It Comes Out Fast And Tasty At Jimmy’s Kitchen

It Comes Out Fast And Tasty At Jimmy’s Kitchen

OCEAN CITY – At 4:30 a.m. most people are still snoozing
away. However, the owner of Jimmy’s Kitchen, Jimmy Mourlas, isn’t like most
people. He’s already at work with spatula in hand, prepping food for breakfast
before the sun ever touches the horizon.

Opening his restaurant in 2001 and going on his seventh
summer in business this year, Mourlas said he rises early every morning to get
a head start on the breakfast crowd that fill the seats of his humble Fenwick
Island location every morning.

When the doors open at 6:30, Mourlas said breakfasts start
getting cranked out, ranging from a large variety of classic omelets to a local
favorite, chipped beef, eight gallons of which is sold on the weekends. And
when Mourlas says he cranks them out, he really means it.

“Between my other cook Tim and I, I think our record is 74
breakfasts in an hour,” he said.

Just because they can whip a meal up fast doesn’t mean it
loses its ability to satisfy the morning munchies.

“I always say I put a lot of love into the food because I
really like what I do,” he said.

Open year round except for a few weeks in the dead of
winter, Mourlas said most of the Jimmy’s Kitchen crowd is locals from Bethany,
Fenwick, Selbyville, Bishopville and Ocean City. Being that Fenwick is a place
where everyone stays in touch, he went on to say how this provides a
Cheers-like atmosphere where “everybody knows your name.”

“First of all, I always tell everybody to treat everyone
like family, so I have a lot of regulars that eat here almost everyday or every
other day, sometimes twice a day,” he said. “We know a lot of the people and
that works out well for us.”

Growing up in Long Island, N.Y., Mourlas said he and his
family moved to St. Michaels in the early ’80s and he soon began attending
Salisbury State University. He spent his summers in Ocean City, ultimately
garnering his love for the restaurant industry.
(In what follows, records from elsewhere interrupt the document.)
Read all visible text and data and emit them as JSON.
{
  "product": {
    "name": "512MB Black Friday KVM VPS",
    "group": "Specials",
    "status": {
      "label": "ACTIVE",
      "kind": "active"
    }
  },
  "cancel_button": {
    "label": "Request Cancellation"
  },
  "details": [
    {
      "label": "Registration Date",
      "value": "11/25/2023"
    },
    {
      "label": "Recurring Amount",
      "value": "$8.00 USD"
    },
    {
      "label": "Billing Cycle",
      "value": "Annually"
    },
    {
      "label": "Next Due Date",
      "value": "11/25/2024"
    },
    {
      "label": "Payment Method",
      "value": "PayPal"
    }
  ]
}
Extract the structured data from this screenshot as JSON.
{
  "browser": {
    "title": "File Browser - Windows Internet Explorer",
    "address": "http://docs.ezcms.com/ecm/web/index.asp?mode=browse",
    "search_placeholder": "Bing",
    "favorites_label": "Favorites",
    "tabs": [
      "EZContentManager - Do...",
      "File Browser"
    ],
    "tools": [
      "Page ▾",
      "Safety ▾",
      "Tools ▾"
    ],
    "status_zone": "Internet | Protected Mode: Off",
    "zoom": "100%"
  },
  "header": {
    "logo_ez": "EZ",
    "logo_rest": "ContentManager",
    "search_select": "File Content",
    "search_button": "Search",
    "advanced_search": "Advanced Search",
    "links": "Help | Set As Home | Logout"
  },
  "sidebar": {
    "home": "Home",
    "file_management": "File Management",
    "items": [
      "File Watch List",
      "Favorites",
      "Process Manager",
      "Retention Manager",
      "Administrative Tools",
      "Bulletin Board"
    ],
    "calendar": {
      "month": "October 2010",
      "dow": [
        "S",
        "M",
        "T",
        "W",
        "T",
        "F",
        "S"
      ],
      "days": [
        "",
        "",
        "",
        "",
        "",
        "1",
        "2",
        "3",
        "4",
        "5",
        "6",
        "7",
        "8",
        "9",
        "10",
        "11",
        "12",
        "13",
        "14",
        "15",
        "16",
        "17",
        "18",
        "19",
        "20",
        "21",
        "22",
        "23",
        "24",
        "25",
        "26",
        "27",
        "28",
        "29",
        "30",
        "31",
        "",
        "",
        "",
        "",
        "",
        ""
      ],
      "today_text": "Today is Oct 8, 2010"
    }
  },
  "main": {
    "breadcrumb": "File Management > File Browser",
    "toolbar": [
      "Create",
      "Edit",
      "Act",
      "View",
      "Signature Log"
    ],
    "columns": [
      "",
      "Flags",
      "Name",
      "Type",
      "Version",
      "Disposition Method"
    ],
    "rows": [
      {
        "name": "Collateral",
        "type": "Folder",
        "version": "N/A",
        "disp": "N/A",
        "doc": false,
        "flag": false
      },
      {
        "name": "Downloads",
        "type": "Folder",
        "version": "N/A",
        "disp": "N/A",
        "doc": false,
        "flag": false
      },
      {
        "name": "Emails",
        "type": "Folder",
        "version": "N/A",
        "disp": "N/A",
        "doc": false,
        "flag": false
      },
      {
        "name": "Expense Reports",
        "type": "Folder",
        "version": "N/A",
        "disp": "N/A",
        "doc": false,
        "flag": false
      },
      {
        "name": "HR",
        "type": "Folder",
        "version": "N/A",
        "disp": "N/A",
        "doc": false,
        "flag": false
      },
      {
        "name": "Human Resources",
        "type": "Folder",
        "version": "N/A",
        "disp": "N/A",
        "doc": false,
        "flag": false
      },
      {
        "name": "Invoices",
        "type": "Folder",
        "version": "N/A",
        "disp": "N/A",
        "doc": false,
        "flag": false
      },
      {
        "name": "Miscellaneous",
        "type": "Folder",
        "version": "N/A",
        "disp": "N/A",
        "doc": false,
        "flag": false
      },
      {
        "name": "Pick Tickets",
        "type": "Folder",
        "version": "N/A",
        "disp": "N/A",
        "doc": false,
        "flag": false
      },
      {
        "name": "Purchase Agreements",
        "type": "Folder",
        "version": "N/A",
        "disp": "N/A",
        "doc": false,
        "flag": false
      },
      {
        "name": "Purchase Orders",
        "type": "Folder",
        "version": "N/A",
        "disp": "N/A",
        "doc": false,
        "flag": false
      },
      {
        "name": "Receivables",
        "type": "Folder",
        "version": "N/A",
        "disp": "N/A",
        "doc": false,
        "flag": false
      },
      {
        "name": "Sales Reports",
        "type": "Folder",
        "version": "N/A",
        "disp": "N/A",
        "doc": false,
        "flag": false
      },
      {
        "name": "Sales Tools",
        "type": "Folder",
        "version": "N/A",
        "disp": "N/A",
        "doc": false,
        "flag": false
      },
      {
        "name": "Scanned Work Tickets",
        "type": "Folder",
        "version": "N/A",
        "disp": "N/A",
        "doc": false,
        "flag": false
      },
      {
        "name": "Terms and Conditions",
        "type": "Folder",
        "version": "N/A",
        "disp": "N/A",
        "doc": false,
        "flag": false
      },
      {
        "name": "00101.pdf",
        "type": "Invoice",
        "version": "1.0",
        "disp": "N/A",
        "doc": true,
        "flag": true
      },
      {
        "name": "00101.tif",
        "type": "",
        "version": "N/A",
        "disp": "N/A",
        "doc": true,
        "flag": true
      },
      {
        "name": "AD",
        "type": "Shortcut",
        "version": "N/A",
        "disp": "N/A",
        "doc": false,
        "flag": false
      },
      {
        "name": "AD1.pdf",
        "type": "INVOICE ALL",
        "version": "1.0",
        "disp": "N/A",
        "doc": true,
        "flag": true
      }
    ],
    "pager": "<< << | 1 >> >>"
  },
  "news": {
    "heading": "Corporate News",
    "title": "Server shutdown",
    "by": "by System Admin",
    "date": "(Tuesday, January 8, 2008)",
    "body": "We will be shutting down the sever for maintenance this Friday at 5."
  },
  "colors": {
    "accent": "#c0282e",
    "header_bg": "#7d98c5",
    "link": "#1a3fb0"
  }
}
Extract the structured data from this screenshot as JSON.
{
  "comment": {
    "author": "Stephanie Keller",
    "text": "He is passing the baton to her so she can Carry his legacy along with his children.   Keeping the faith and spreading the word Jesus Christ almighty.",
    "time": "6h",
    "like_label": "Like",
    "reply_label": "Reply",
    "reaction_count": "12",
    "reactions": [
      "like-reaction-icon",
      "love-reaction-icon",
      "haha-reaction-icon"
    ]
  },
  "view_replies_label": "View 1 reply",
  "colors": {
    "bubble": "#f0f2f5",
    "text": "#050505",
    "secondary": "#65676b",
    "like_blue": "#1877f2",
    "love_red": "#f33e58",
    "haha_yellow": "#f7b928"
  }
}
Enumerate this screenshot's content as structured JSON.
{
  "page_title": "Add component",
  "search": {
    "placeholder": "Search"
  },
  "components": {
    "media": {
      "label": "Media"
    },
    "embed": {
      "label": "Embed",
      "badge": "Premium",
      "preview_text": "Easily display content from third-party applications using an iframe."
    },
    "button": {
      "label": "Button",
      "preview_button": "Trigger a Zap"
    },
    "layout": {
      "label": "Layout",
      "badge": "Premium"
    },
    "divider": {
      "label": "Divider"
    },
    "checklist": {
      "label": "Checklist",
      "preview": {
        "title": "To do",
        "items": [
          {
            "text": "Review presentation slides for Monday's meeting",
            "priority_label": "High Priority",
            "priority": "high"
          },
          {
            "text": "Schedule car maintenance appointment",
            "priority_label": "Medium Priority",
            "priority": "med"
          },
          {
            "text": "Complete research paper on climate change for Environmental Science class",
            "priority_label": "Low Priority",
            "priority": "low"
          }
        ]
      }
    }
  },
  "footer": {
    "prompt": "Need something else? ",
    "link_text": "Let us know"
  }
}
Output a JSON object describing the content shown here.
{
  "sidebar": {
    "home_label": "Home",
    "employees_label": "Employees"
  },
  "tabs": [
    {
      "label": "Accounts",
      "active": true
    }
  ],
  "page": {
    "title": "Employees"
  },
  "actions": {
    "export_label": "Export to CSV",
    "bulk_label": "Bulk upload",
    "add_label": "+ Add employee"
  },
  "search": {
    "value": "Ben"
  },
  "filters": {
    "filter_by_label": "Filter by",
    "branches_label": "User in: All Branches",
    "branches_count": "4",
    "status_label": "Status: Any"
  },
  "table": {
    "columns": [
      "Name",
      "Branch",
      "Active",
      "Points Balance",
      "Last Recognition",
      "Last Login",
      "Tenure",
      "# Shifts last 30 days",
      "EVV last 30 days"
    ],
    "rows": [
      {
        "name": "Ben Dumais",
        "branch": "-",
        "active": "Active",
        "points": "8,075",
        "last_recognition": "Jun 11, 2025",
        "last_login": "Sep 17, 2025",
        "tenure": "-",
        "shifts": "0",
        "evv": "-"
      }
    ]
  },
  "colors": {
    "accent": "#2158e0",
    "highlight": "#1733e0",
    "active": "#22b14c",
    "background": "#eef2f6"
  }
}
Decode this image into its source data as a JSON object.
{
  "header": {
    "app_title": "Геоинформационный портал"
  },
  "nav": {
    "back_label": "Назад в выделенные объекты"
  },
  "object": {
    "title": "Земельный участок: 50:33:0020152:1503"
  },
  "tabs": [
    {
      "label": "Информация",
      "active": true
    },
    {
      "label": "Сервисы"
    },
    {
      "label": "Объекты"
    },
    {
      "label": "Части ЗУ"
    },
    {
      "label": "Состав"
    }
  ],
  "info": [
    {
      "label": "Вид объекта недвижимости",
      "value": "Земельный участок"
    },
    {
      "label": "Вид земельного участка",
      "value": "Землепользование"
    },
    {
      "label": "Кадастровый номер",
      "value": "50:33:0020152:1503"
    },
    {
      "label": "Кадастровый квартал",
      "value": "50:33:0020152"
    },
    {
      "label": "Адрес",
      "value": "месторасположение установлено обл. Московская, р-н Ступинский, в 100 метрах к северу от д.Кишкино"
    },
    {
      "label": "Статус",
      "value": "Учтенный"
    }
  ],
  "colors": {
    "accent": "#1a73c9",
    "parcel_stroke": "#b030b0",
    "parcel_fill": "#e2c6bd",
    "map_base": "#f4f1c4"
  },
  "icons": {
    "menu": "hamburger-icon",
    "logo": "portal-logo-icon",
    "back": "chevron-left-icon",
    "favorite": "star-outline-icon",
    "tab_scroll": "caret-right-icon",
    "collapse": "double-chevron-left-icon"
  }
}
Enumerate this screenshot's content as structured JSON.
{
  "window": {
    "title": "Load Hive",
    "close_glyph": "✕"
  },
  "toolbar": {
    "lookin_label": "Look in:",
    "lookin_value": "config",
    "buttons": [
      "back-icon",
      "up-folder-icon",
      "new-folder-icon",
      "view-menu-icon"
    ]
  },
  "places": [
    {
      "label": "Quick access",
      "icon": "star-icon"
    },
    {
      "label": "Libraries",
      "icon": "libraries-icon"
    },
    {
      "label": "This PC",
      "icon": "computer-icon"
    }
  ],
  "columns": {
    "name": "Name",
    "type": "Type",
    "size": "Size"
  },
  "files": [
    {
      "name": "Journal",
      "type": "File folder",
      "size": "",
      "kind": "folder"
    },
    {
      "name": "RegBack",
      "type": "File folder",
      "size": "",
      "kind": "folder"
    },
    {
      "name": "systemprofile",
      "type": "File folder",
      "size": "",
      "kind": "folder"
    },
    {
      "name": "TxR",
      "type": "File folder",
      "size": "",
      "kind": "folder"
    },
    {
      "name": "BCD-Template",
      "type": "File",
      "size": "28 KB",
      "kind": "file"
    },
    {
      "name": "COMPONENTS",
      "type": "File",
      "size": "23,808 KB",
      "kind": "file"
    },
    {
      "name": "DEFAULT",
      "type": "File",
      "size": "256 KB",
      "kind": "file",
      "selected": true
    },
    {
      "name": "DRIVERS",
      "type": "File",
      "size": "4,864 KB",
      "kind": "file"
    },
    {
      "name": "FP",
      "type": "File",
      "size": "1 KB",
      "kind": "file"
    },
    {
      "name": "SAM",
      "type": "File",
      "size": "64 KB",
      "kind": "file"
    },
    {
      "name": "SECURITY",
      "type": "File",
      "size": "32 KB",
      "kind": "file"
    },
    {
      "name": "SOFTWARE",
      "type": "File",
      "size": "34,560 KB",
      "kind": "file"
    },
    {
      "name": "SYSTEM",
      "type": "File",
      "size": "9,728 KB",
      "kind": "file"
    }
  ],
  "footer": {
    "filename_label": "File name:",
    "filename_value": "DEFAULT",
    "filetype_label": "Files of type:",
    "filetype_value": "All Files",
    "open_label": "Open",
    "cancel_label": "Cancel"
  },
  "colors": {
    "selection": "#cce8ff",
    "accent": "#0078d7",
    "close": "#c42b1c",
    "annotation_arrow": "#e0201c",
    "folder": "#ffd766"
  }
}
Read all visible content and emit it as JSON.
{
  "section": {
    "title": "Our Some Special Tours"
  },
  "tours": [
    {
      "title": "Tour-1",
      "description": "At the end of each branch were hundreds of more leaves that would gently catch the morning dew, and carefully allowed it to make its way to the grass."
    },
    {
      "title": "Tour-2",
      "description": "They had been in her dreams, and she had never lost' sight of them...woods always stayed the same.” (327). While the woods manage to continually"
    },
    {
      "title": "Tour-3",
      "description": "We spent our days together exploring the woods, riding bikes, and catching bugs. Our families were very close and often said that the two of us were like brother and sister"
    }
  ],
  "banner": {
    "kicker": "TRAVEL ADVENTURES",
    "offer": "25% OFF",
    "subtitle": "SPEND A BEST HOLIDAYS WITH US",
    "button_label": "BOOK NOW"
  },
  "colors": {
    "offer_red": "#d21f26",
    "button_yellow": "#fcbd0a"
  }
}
“Going to Salisbury State, a lot of those kids come down
here and start working the restaurants,” he explains. “You kind of find what
you like and you end up being a bartender or a manager and I sort of ended up
the same way.”

After nine years of doing dinners at the Bonfire and 12
years of pumping out breakfasts and lunches at General’s Kitchen, Mourlas said
the time for him to strike out on his own had come.
“I realized I liked the breakfast thing since it was a good morning activity
for families,” he said. “Plus, it was more of my shtick, I was an early riser
from college.”

With an old Italian restaurant having been up for sale for
almost a year in Fenwick, Mourlas said he jumped on the opportunity to try out
having his own small place.

“Most people want to be professional whatevers, I always
wanted my own place,” he said. “I like to say I learned most of my breakfasting
from General’s Kitchen and I learned all my good restauranting from the

As for Mourlas’ staff, he said he has a nice mix of
workers who are jacks-of-all-trades when it comes to tasks in the restaurant.
He even boasts an Ocean City celebrity, former mayor Roland “Fish” Powell, who
works the register on the weekends.

Concerning his management style, Mourlas said it takes a
love of the industry and an understanding nature to create a successful

“I think you have to be a diplomat. You have to be able to
understand different folks since everybody is not the same,” he said. “I tell
these guys when they start working here, you treat everybody like family, even
if it’s family you can’t stand, you still have to show them some respect.”

When it comes to future expansions, Mourlas said he is
always thinking about it but the idea of only being able to be hands-on at one
location at a time is a bit nerve-racking.

“I’d love to have another place sometime but I’d like to
make sure this one is going to be here a long time too,” he said.

However, to the delight of his regulars and staff alike,
Mourlas also said his kitchen won’t be the only thing that will be around for a

“I don’t think I’d ever retire, this is what I do. I enjoy
being here and seeing my customers every year,” he said. “One thing my boss
used to always say, ‘I’m going to die with a spatula in my hand in the
kitchen,’ and I’ll probably do the